Ultimately, the blend of human intelligence and technology enables the creation of truly optimized processes, leading to increased efficiency, enhanced customer experiences, and a competitive edge in the marketplace.

Hyperautomation Tools and Optimized Processes

As previously discussed, hyperautomation tools, including low-code integration platforms, process mining, and process discovery, are critical in achieving optimized processes. By providing a granular view of how processes function in real time and allowing teams across the enterprise to tap into any data source, these tools enable organizations to identify inefficiencies, bottlenecks, and opportunities for improvement. Let’s take a closer look at how several hyperautomation tools can help organizations.

Low-Code/No-Code Integration Platforms

Low-code/no-code tools, like Boomi, play a pivotal role in integrating AI pipelines and orchestrating outcomes within the context of each enterprise. These tools cater to the unique representation of customers, employees, products, services, and trading partners as entities defined by individual businesses and their processes. By facilitating rapid connection and transformation of data at the source and delivering processed data to targets, low-code tools enable organizations to view their data as entities within their unique context.

These platforms empower organizations to develop and deploy new applications and process improvements with minimal coding expertise. This allows for quick testing and iteration of new ideas, accelerating optimization. Businesses can implement changes with minimal disruption, ensuring a smoother and more efficient journey toward optimized processes. In essence, these tools act as the bridge between the first-mile context and the last-mile outcomes of AI, fostering a more agile and effective optimization process.

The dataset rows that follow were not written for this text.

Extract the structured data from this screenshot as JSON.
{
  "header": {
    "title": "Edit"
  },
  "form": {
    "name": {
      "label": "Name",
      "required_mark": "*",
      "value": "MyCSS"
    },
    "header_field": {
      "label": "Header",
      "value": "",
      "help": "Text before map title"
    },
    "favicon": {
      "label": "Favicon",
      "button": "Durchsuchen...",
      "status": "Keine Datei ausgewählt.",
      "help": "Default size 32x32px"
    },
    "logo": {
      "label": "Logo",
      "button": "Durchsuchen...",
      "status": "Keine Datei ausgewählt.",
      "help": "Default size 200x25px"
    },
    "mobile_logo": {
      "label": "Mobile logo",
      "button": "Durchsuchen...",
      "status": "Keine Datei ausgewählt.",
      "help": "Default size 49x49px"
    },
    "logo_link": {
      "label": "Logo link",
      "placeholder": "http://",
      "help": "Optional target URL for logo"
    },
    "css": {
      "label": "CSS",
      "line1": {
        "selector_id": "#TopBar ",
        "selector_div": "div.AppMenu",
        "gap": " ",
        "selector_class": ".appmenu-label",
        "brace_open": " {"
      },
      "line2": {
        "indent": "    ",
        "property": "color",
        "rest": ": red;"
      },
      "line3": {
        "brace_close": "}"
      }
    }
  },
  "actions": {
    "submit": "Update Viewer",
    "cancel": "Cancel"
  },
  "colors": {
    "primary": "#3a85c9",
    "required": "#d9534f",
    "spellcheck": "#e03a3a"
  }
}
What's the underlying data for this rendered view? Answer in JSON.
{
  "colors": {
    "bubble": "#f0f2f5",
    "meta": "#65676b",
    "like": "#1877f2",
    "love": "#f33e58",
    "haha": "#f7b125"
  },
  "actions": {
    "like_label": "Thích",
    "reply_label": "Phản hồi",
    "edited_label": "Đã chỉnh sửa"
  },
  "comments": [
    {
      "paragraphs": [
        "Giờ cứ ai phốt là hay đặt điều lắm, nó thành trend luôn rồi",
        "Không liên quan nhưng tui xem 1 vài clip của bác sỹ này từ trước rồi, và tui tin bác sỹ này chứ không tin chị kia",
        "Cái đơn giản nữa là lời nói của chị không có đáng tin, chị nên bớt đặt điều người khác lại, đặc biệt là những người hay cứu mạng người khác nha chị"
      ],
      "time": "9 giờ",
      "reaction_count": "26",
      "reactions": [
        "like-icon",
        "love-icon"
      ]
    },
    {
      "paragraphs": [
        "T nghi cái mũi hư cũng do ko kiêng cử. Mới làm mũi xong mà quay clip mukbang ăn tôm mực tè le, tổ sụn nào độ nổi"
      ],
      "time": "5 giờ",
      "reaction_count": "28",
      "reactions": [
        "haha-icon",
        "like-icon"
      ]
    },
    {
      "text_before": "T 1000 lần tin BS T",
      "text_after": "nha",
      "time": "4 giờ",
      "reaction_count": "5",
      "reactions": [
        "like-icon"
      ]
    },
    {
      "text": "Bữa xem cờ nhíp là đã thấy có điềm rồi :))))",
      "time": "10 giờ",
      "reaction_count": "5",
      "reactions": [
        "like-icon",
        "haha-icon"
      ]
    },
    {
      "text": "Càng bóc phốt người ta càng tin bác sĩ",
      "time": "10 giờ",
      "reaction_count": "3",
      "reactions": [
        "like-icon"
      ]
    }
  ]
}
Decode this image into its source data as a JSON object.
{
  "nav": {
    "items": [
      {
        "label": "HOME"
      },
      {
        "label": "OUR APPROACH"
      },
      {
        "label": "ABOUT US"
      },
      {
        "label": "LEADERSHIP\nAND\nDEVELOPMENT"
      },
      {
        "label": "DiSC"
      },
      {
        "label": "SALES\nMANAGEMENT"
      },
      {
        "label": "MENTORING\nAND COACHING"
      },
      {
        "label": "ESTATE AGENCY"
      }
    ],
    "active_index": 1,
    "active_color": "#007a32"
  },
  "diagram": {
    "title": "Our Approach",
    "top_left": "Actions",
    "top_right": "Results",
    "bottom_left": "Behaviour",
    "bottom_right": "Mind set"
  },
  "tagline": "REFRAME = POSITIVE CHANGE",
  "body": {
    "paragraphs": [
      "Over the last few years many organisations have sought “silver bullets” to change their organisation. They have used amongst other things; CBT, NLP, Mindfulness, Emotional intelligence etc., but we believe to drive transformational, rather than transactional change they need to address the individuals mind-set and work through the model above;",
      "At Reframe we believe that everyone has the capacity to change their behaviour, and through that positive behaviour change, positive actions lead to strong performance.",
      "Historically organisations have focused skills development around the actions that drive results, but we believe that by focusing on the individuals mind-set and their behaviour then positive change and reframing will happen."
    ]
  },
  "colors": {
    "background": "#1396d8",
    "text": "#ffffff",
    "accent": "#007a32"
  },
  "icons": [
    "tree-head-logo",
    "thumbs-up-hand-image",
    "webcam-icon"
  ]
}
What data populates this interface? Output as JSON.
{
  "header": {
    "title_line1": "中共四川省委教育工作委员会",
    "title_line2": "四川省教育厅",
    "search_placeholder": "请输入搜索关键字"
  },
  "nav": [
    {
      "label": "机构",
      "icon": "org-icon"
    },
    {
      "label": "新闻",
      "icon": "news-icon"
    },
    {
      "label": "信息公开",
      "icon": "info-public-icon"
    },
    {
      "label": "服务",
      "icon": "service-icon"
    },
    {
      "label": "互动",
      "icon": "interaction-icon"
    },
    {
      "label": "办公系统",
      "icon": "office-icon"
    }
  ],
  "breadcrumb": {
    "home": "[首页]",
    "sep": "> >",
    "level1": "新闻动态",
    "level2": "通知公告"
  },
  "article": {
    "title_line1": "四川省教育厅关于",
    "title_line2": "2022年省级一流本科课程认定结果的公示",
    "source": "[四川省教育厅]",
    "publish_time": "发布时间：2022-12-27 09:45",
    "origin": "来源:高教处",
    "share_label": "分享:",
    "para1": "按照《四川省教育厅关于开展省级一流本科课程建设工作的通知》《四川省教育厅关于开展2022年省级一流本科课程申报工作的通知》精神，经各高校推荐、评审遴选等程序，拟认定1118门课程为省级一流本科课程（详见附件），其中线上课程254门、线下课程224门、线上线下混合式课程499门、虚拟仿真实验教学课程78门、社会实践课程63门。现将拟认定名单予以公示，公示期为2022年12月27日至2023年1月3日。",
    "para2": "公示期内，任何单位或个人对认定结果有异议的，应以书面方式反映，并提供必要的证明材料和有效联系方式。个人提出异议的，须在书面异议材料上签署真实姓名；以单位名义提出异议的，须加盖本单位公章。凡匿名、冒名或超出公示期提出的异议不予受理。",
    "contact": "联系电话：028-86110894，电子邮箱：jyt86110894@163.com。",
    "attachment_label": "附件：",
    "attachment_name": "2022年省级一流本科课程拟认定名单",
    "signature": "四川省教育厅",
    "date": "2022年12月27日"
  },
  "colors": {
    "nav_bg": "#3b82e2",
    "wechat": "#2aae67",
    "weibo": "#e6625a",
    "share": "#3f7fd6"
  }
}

Process Mining

Process mining is a powerful technique that uses data generated by IT systems to visualize and analyze how processes are being executed within an organization. By examining event logs and other data sources, process mining tools can help organizations uncover inefficiencies, identify root causes of problems, and pinpoint opportunities for improvement. This information can be used to make data-driven decisions about process changes and resource allocation.

Process Discovery

This helps organizations identify the actual processes taking place within their workflows. It’s often different from what’s documented or believed to be happening. By using process discovery tools, organizations can gain a more accurate understanding of their processes, identify areas of improvement, and implement changes that result in more efficient and effective workflows.

Beyond Optimization: Preparing for Disruptive Processes

We’ve explored the importance of humans creating optimized processes in today’s competitive business landscape. By embracing data-driven decision-making, fostering collaboration among key stakeholders, and leveraging hyperautomation tools, organizations can unlock the full potential of their processes and drive continuous improvement.

As we move toward the final stage of the PML – disruptive processes – it’s essential to remember that optimization is an ongoing effort. Organizations must remain vigilant in their pursuit of efficiency and effectiveness, continuously evaluating and refining their processes in response to new data and changing market conditions.

Next, we’ll dive into the world of disruptive processes and explore how organizations can harness the power of innovation to fundamentally transform their operations and achieve long-term success. Stay tuned as we continue our journey along the Process Maturity Ladder and unlock the full potential of your organization’s processes.

Ready to start modernizing your manual processes? Get our guide: “Avoid the Digital Transformation Trap.”

Check out the earlier posts in this series: